*** Block opens ***

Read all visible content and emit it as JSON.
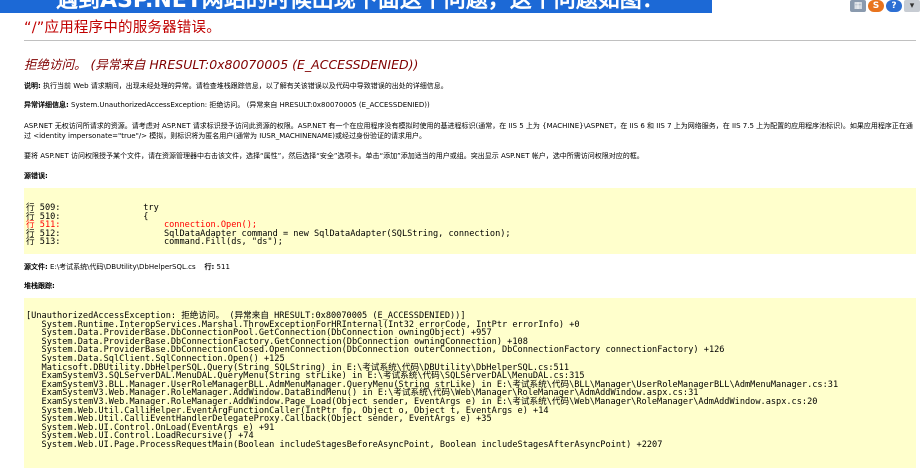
{
  "banner_text": "遇到ASP.NET网站的时候出现下面这个问题，这个问题如图：",
  "tray": {
    "grid": "▦",
    "s": "S",
    "help": "?",
    "chevron": "▾"
  },
  "server_title": "“/”应用程序中的服务器错误。",
  "error_title": "拒绝访问。 (异常来自 HRESULT:0x80070005 (E_ACCESSDENIED))",
  "description": {
    "label": "说明:",
    "text": " 执行当前 Web 请求期间，出现未经处理的异常。请检查堆栈跟踪信息，以了解有关该错误以及代码中导致错误的出处的详细信息。"
  },
  "exception_details": {
    "label": "异常详细信息:",
    "text": " System.UnauthorizedAccessException: 拒绝访问。 (异常来自 HRESULT:0x80070005 (E_ACCESSDENIED))"
  },
  "para1": "ASP.NET 无权访问所请求的资源。请考虑对 ASP.NET 请求标识授予访问此资源的权限。ASP.NET 有一个在应用程序没有模拟时使用的基进程标识(通常，在 IIS 5 上为 {MACHINE}\\ASPNET，在 IIS 6 和 IIS 7 上为网络服务，在 IIS 7.5 上为配置的应用程序池标识)。如果应用程序正在通过 <identity impersonate=\"true\"/> 模拟，则标识将为匿名用户(通常为 IUSR_MACHINENAME)或经过身份验证的请求用户。",
  "para2": "要将 ASP.NET 访问权限授予某个文件，请在资源管理器中右击该文件，选择“属性”，然后选择“安全”选项卡。单击“添加”添加适当的用户或组。突出显示 ASP.NET 帐户，选中所需访问权限对应的框。",
  "source_error_label": "源错误:",
  "source_lines": [
    {
      "no": "行 509:",
      "code": "                try",
      "highlight": false
    },
    {
      "no": "行 510:",
      "code": "                {",
      "highlight": false
    },
    {
      "no": "行 511:",
      "code": "                    connection.Open();",
      "highlight": true
    },
    {
      "no": "行 512:",
      "code": "                    SqlDataAdapter command = new SqlDataAdapter(SQLString, connection);",
      "highlight": false
    },
    {
      "no": "行 513:",
      "code": "                    command.Fill(ds, \"ds\");",
      "highlight": false
    }
  ],
  "source_file": {
    "label": "源文件:",
    "path": " E:\\考试系统\\代码\\DBUtility\\DbHelperSQL.cs",
    "line_label": "行:",
    "line_value": " 511"
  },
  "stack_trace_label": "堆栈跟踪:",
  "stack_lines": [
    "[UnauthorizedAccessException: 拒绝访问。 (异常来自 HRESULT:0x80070005 (E_ACCESSDENIED))]",
    "   System.Runtime.InteropServices.Marshal.ThrowExceptionForHRInternal(Int32 errorCode, IntPtr errorInfo) +0",
    "   System.Data.ProviderBase.DbConnectionPool.GetConnection(DbConnection owningObject) +957",
    "   System.Data.ProviderBase.DbConnectionFactory.GetConnection(DbConnection owningConnection) +108",
    "   System.Data.ProviderBase.DbConnectionClosed.OpenConnection(DbConnection outerConnection, DbConnectionFactory connectionFactory) +126",
    "   System.Data.SqlClient.SqlConnection.Open() +125",
    "   Maticsoft.DBUtility.DbHelperSQL.Query(String SQLString) in E:\\考试系统\\代码\\DBUtility\\DbHelperSQL.cs:511",
    "   ExamSystemV3.SQLServerDAL.MenuDAL.QueryMenu(String strLike) in E:\\考试系统\\代码\\SQLServerDAL\\MenuDAL.cs:315",
    "   ExamSystemV3.BLL.Manager.UserRoleManagerBLL.AdmMenuManager.QueryMenu(String strLike) in E:\\考试系统\\代码\\BLL\\Manager\\UserRoleManagerBLL\\AdmMenuManager.cs:31",
    "   ExamSystemV3.Web.Manager.RoleManager.AddWindow.DataBindMenu() in E:\\考试系统\\代码\\Web\\Manager\\RoleManager\\AdmAddWindow.aspx.cs:31",
    "   ExamSystemV3.Web.Manager.RoleManager.AddWindow.Page_Load(Object sender, EventArgs e) in E:\\考试系统\\代码\\Web\\Manager\\RoleManager\\AdmAddWindow.aspx.cs:20",
    "   System.Web.Util.CalliHelper.EventArgFunctionCaller(IntPtr fp, Object o, Object t, EventArgs e) +14",
    "   System.Web.Util.CalliEventHandlerDelegateProxy.Callback(Object sender, EventArgs e) +35",
    "   System.Web.UI.Control.OnLoad(EventArgs e) +91",
    "   System.Web.UI.Control.LoadRecursive() +74",
    "   System.Web.UI.Page.ProcessRequestMain(Boolean includeStagesBeforeAsyncPoint, Boolean includeStagesAfterAsyncPoint) +2207"
  ],
  "colors": {
    "title_red": "#c00000",
    "error_maroon": "#800000",
    "code_bg": "#ffffcc",
    "highlight": "#ff0000",
    "banner": "#1c69d6"
  }
}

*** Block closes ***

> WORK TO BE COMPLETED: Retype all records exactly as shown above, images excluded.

> ANSWER TO THIS EXERCISE:
Read all visible content and emit it as JSON.
{
  "banner_text": "遇到ASP.NET网站的时候出现下面这个问题，这个问题如图：",
  "tray": {
    "grid": "▦",
    "s": "S",
    "help": "?",
    "chevron": "▾"
  },
  "server_title": "“/”应用程序中的服务器错误。",
  "error_title": "拒绝访问。 (异常来自 HRESULT:0x80070005 (E_ACCESSDENIED))",
  "description": {
    "label": "说明:",
    "text": " 执行当前 Web 请求期间，出现未经处理的异常。请检查堆栈跟踪信息，以了解有关该错误以及代码中导致错误的出处的详细信息。"
  },
  "exception_details": {
    "label": "异常详细信息:",
    "text": " System.UnauthorizedAccessException: 拒绝访问。 (异常来自 HRESULT:0x80070005 (E_ACCESSDENIED))"
  },
  "para1": "ASP.NET 无权访问所请求的资源。请考虑对 ASP.NET 请求标识授予访问此资源的权限。ASP.NET 有一个在应用程序没有模拟时使用的基进程标识(通常，在 IIS 5 上为 {MACHINE}\\ASPNET，在 IIS 6 和 IIS 7 上为网络服务，在 IIS 7.5 上为配置的应用程序池标识)。如果应用程序正在通过 <identity impersonate=\"true\"/> 模拟，则标识将为匿名用户(通常为 IUSR_MACHINENAME)或经过身份验证的请求用户。",
  "para2": "要将 ASP.NET 访问权限授予某个文件，请在资源管理器中右击该文件，选择“属性”，然后选择“安全”选项卡。单击“添加”添加适当的用户或组。突出显示 ASP.NET 帐户，选中所需访问权限对应的框。",
  "source_error_label": "源错误:",
  "source_lines": [
    {
      "no": "行 509:",
      "code": "                try",
      "highlight": false
    },
    {
      "no": "行 510:",
      "code": "                {",
      "highlight": false
    },
    {
      "no": "行 511:",
      "code": "                    connection.Open();",
      "highlight": true
    },
    {
      "no": "行 512:",
      "code": "                    SqlDataAdapter command = new SqlDataAdapter(SQLString, connection);",
      "highlight": false
    },
    {
      "no": "行 513:",
      "code": "                    command.Fill(ds, \"ds\");",
      "highlight": false
    }
  ],
  "source_file": {
    "label": "源文件:",
    "path": " E:\\考试系统\\代码\\DBUtility\\DbHelperSQL.cs",
    "line_label": "行:",
    "line_value": " 511"
  },
  "stack_trace_label": "堆栈跟踪:",
  "stack_lines": [
    "[UnauthorizedAccessException: 拒绝访问。 (异常来自 HRESULT:0x80070005 (E_ACCESSDENIED))]",
    "   System.Runtime.InteropServices.Marshal.ThrowExceptionForHRInternal(Int32 errorCode, IntPtr errorInfo) +0",
    "   System.Data.ProviderBase.DbConnectionPool.GetConnection(DbConnection owningObject) +957",
    "   System.Data.ProviderBase.DbConnectionFactory.GetConnection(DbConnection owningConnection) +108",
    "   System.Data.ProviderBase.DbConnectionClosed.OpenConnection(DbConnection outerConnection, DbConnectionFactory connectionFactory) +126",
    "   System.Data.SqlClient.SqlConnection.Open() +125",
    "   Maticsoft.DBUtility.DbHelperSQL.Query(String SQLString) in E:\\考试系统\\代码\\DBUtility\\DbHelperSQL.cs:511",
    "   ExamSystemV3.SQLServerDAL.MenuDAL.QueryMenu(String strLike) in E:\\考试系统\\代码\\SQLServerDAL\\MenuDAL.cs:315",
    "   ExamSystemV3.BLL.Manager.UserRoleManagerBLL.AdmMenuManager.QueryMenu(String strLike) in E:\\考试系统\\代码\\BLL\\Manager\\UserRoleManagerBLL\\AdmMenuManager.cs:31",
    "   ExamSystemV3.Web.Manager.RoleManager.AddWindow.DataBindMenu() in E:\\考试系统\\代码\\Web\\Manager\\RoleManager\\AdmAddWindow.aspx.cs:31",
    "   ExamSystemV3.Web.Manager.RoleManager.AddWindow.Page_Load(Object sender, EventArgs e) in E:\\考试系统\\代码\\Web\\Manager\\RoleManager\\AdmAddWindow.aspx.cs:20",
    "   System.Web.Util.CalliHelper.EventArgFunctionCaller(IntPtr fp, Object o, Object t, EventArgs e) +14",
    "   System.Web.Util.CalliEventHandlerDelegateProxy.Callback(Object sender, EventArgs e) +35",
    "   System.Web.UI.Control.OnLoad(EventArgs e) +91",
    "   System.Web.UI.Control.LoadRecursive() +74",
    "   System.Web.UI.Page.ProcessRequestMain(Boolean includeStagesBeforeAsyncPoint, Boolean includeStagesAfterAsyncPoint) +2207"
  ],
  "colors": {
    "title_red": "#c00000",
    "error_maroon": "#800000",
    "code_bg": "#ffffcc",
    "highlight": "#ff0000",
    "banner": "#1c69d6"
  }
}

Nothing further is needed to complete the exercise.